The Nasdaq-listed company, capitalised at $484m (pounds 303m), has created a UK subsidiary, TheStreet.co.uk, which is to launch a financial news website next year.
The company, which has 138 employees, plans to replicate its employee- ownership structure in the UK operation.
A company insider said: "We'd expect the value of an employee's equity stake to be a quantum leap on from their basic salary. Whilst all energies are being concentrated on launching the site, flotation is an obvious possibility."

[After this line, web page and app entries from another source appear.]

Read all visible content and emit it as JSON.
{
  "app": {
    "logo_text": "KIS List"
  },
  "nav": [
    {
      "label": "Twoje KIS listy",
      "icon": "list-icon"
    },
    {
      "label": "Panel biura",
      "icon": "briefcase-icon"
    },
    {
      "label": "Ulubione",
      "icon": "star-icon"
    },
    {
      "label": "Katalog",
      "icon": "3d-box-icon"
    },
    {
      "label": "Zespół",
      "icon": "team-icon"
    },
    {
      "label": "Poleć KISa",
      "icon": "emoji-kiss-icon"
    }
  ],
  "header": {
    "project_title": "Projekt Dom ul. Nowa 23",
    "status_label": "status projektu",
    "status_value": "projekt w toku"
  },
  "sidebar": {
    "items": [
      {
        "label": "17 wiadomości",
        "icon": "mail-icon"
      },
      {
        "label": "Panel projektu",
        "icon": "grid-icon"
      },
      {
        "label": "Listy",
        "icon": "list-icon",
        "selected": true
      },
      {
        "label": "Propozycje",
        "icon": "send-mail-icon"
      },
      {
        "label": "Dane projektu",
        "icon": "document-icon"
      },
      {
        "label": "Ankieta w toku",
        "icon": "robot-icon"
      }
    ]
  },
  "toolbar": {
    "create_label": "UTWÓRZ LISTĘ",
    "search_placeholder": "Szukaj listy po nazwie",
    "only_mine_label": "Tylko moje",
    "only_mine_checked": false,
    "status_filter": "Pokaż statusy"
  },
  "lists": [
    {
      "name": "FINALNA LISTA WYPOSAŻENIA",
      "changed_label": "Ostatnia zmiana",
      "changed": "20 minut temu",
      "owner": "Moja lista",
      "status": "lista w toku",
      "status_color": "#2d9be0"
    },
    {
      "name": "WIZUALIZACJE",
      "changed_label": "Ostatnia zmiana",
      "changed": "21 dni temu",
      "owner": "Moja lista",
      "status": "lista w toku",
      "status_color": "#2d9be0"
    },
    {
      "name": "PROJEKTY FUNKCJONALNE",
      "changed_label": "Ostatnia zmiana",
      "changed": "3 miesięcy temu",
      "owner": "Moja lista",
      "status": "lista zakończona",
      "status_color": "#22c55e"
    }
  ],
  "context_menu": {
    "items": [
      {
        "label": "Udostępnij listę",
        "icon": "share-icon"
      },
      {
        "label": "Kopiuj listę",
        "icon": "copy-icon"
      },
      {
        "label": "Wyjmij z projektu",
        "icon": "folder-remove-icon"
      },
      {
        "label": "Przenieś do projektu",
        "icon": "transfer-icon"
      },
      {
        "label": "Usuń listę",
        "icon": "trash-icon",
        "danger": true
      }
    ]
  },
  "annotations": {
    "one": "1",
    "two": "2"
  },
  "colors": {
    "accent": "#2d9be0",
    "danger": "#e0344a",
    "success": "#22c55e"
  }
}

TheStreet.co.uk currently has one employee, 28-year-old managing director Claudia Jay, who joined last week from Pearson, the media group. She was previously responsible for the services attached to FT.com, the Financial Times' website. Ms Jay declined to disclose the size of her stake in TheStreet.co.uk, but said she was "highly incentivised".
"Revenues will come from a mixture of subscriptions and advertising," she said.
The site would be pitched at both the lay investor and the professional market, competing with existing real-time services, like Reuters, and new online sites such as Freeserve's UK-iNvest.com, she said.
TheStreet.com owns more than 50 per cent of TheStreet.co.uk. The balance is owned by a consortium of venture capital groups, including 3i, providing pounds 10.6m to cover start-up costs. The US business will provide only Internet expertise and no financial support to for the UK venture.
Martin Baker, associate editor of the Sunday Business newspaper, will take up editorship of the site at the end of October. TheStreet.com is forecast to post maiden annual profits in 2002.